Indonesia Presidential Favorite Chooses Strong VP

Indonesian presidential favorite Susilo Bambang Yudhoyono has picked a respected cabinet member as his running mate for the July 5 election, officials said on Sunday, dealing a blow to President Megawati Sukarnoputri.

Social welfare minister Jusuf Kalla would partner Yudhoyono in the country's presidential election, said Akbar Tandjung, chairman of Golkar, the party of ousted autocrat Suharto.

'This morning, he said he will team up with Susilo Bambang Yudhoyono for the presidential poll,' Tandjung said, but brushed off suggestions the move would hurt Golkar.

Kalla was one of several candidates for the Golkar ticket and Megawati had also been courting him as a running mate.

Megawati's Indonesia Democratic Party-Struggle (PDI-P) is running second to Golkar with about two-thirds of the ballots counted from the April 5 parliamentary election.

Kalla is expected to follow Yudhoyono's example and quit her cabinet in the next few days. Yudhoyono, who is now being backed by a new political party that was formed before the parliamentary elections, was Megawati's chief security minister until he resigned last month. He has since surged to presidential favorite.



Yudhoyono has pulled off a coup and split Golkar while stealing the thunder of their nominating convention. For Kalla to run with Yudhoyono means he's rejected Megawati's effort to recruit him.

The election results have not shifted since I last blogged them. Within 24 hours we will know who Golkar's candidate is. At that stage it will be possible to start thinking about whther any rival ticket can overcome Tudhoyono's early lead.

The neocon conundrum

In other words, if we remain in Iraq we will have:


1) Instability and maybe even civil war.

2) Encouragement to terrorists. Actually, we're recruiting them for the other side. President Hosni Mubarak of Egypt has estimated that our post-Saddam 'harvest' will be 'a hundred bin Ladens.'

3) Loss of prestige and influence in the Arab world and beyond. According to last month's Pew Research Center international opinion survey, 'Discontent with America and its policies has intensified rather than diminished ... the war in Iraq has undermined America's credibility abroad.' Here's the view from key countries: By a 46-37 margin, Moroccans think that Iraq will be worse off post-Operation Iraqi Freedom; the 'worse off' margin is 45 points in Jordan and 53 points in Pakistan.

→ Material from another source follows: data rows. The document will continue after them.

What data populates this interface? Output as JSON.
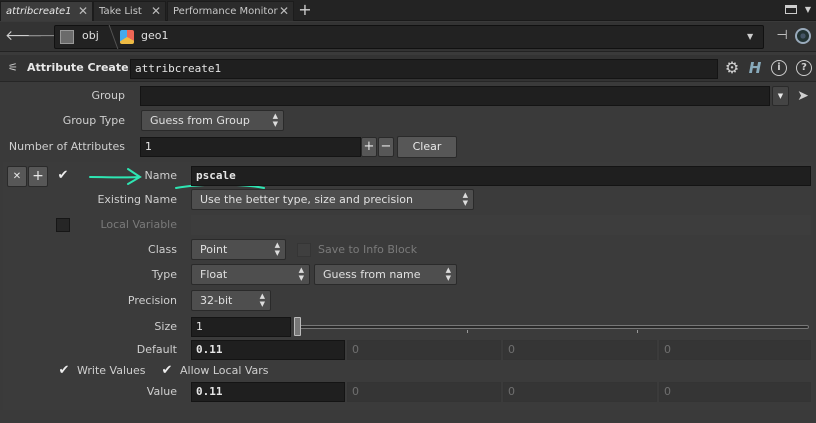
{
  "tabs": [
    {
      "label": "attribcreate1"
    },
    {
      "label": "Take List"
    },
    {
      "label": "Performance Monitor"
    }
  ],
  "path": {
    "obj": "obj",
    "geo": "geo1"
  },
  "node": {
    "type": "Attribute Create",
    "name": "attribcreate1"
  },
  "params": {
    "group_label": "Group",
    "group_value": "",
    "group_type_label": "Group Type",
    "group_type_value": "Guess from Group",
    "num_attr_label": "Number of Attributes",
    "num_attr_value": "1",
    "clear_label": "Clear",
    "name_label": "Name",
    "name_value": "pscale",
    "existing_name_label": "Existing Name",
    "existing_name_value": "Use the better type, size and precision",
    "local_var_label": "Local Variable",
    "class_label": "Class",
    "class_value": "Point",
    "save_info_label": "Save to Info Block",
    "type_label": "Type",
    "type_value": "Float",
    "type_guess_value": "Guess from name",
    "precision_label": "Precision",
    "precision_value": "32-bit",
    "size_label": "Size",
    "size_value": "1",
    "default_label": "Default",
    "default_values": [
      "0.11",
      "0",
      "0",
      "0"
    ],
    "write_values_label": "Write Values",
    "allow_local_vars_label": "Allow Local Vars",
    "value_label": "Value",
    "value_values": [
      "0.11",
      "0",
      "0",
      "0"
    ]
  },
  "colors": {
    "annotation": "#2ee6b3"
  }
}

4) Loss of the ability to use or threaten force. As retired four-star Gen. Barry McCaffrey told Time magazine, 'There are no more U.S. troops to send to Iraq' -- without a draft, that is. So we don't hear the White House saying much about the rest of the 'axis of evil' anymore, because the North Koreans and Iranians know that the U.S. can't attack when it's mired in Mesopotamian quicksand. Meanwhile, North Korea is reported to be showing off at least three of its nuclear weapons.

5) A nourishing of future violence. Those who don't have a TV to see the gates of hell opening in Iraq might contemplate these additional numbers from the Pew Center: By a 46-36 margin, Pakistanis support suicide bombings against Americans and other Westerners in Iraq. In Morocco, suicide-bomber proponents outpolled opponents 66-to-27. And in Jordan, 70-to-24.



The war party swore that none of these unintended conequences would happen. All of them have happened. Resolving the Israel/Palestine question is now further away than ever.

I am tired of hearing withdrawal described as the cut-and-run option, especially by people who seem to fear thought itself. Bush and Blair do not want to stay in Iraq because they are brave. They want to stay because they fearful of even thinking about withdrawal. How many Iraqis, and how many others have to die to enable Bush and Blair to make grandiloquent speeches about resolve and staying the course?